A Buy bet is similar to a Place bet except that in most jurisdictions you pay a 5% commission up-front in exchange for receiving a true payoff if it wins. The commission is based on the amount wagered. For example, if you wanted to make a $20 Buy bet on the number 11, you’d put down $21 in the Come area and tell the dealer “Buy the 11”. He or she will move $20 to the number 11 point box and place a BUY button on top it. The extra $1 (5% of $20) is the vig for the house. The result is that you’ll win $60 (3:1) instead of $55 (11:4) for a place bet in the same amount.  If your bet wins and you want to keep it up, you’ll have to pay the dealer another $1 commission.
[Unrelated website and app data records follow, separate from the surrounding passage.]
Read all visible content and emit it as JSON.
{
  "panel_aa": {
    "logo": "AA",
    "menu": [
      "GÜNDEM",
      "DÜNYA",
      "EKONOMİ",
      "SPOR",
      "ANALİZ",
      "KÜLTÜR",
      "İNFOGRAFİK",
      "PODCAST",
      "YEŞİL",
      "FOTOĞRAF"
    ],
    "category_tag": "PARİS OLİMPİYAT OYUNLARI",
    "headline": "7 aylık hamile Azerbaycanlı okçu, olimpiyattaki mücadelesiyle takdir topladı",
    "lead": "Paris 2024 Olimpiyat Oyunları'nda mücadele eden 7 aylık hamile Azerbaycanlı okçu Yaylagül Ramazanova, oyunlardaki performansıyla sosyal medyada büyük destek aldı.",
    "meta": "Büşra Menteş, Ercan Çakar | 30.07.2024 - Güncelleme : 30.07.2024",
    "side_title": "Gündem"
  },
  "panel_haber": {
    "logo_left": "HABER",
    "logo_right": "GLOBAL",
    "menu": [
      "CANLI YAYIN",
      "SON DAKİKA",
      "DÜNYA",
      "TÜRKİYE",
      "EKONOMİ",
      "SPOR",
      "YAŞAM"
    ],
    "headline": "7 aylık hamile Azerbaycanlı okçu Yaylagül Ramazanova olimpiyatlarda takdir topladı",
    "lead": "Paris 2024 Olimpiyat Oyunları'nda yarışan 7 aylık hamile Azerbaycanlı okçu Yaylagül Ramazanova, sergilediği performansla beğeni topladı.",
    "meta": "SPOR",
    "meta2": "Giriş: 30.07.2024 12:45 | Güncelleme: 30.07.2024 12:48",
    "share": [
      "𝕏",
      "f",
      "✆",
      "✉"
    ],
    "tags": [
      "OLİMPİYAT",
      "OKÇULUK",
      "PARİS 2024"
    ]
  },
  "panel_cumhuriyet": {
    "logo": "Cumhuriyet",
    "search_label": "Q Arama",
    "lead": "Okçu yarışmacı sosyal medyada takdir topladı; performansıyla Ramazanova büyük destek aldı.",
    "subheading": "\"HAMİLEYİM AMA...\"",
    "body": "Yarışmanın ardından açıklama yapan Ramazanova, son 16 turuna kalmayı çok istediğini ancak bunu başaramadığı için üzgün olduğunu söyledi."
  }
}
The vig is returned if you remove the bet before it wins or loses.

Casinos have long allowed green chip bettors to buy the four and ten for $25 and only pay a $1 vig.  Since most casinos don’t keep fifty-cent chips at the table, the vig is traditionally rounded up or down – depending on the size of the buy bet.  Because of this rounding policy, you can often buy a number for as much as $30 and still pay only $1 for the privilege.  In some jurisdictions, casinos are even more generous.  Most Mississippi casinos, for example, will allow you to buy a number for as much as $39 for a $1 vig.  That reduces the commission from 5% to 2.56%.  The very best casinos will fix the break point at $39 and only charge the vig after the bet wins, which reduces the house edge even further.  The thing to remember is that the vig not only varies from casino-to-casino – it can vary from box man-to-box man within the same casino.  If you do not ask for a better deal you will not get it.

Is there a way to turbocharge your place bets on the Crapless Craps game?  I think there is.  And the secret lies in a couple of old friends many of you are familiar with – the Field bet and the Crossed Sixes pre-set.

Let’s start out by placing all the numbers across on a $5 Crapless game.  You’ll need to drop $60 on the layout for this action.  It breaks down to $6 each on the 2, 6, 8, and 12, $8 each on the 3 and 11, and $5 each on the 4, 5, 9, and 10.  Now let’s turbocharge this action by tossing in a $5 Field bet and see what happens.

Toss the 2 or 12 and you’ll be paid $33 for the place bet plus $10 (double the Field) for a total of $43.

Toss the 3 or 11 and you’ll be paid $22 for the place bet plus $5 from the Field for a total of $27.

Clearly, it doesn’t take many hits on the “extreme outside” numbers to pay for all of your place action and put you in a position of power.  Now let’s look at the rest of the payoffs.

Throw the 4 or 10 and you’ll be paid $9 for the place action plus $5 from the Field for a total of $14.

Toss the 5, 6, or 8 and you’ll be paid a net of $2 – winning $7 on the place bets while losing $5 on the Field bets.

Toss the 9 and you’ll be paid $7 for the place bet plus $5 from the Field for a total of $12.

Last of all, toss the 7 and everything falls.

Considering the above, let’s take a look at how the numbers should roll on-axis with the Crossed Sixes. There’s one way each to win on the 2, 3, 4, 10, 11, and 12.  You’ll find two ways each to win on the 5, 6, 8, and 9.  That’s 14 ways to win versus just 2 ways to lose on the seven.  In other words, you should get seven winners for every loser.  And if you go by the distribution of numbers – 25% of the time you’ll toss extreme outside numbers utilizing the Crossed Sixes pre-set.

Is this a play you’ll want to undertake?  That depends.  It depends on your bankroll and risk tolerance.  It depends on your ability to influence the dice.  It depends on whether or not you are willing to take the strategy to the practice table and give it a whirl before risking your hard-earned cash at the casino.

Test it out on the practice rigs – then let me know how it goes.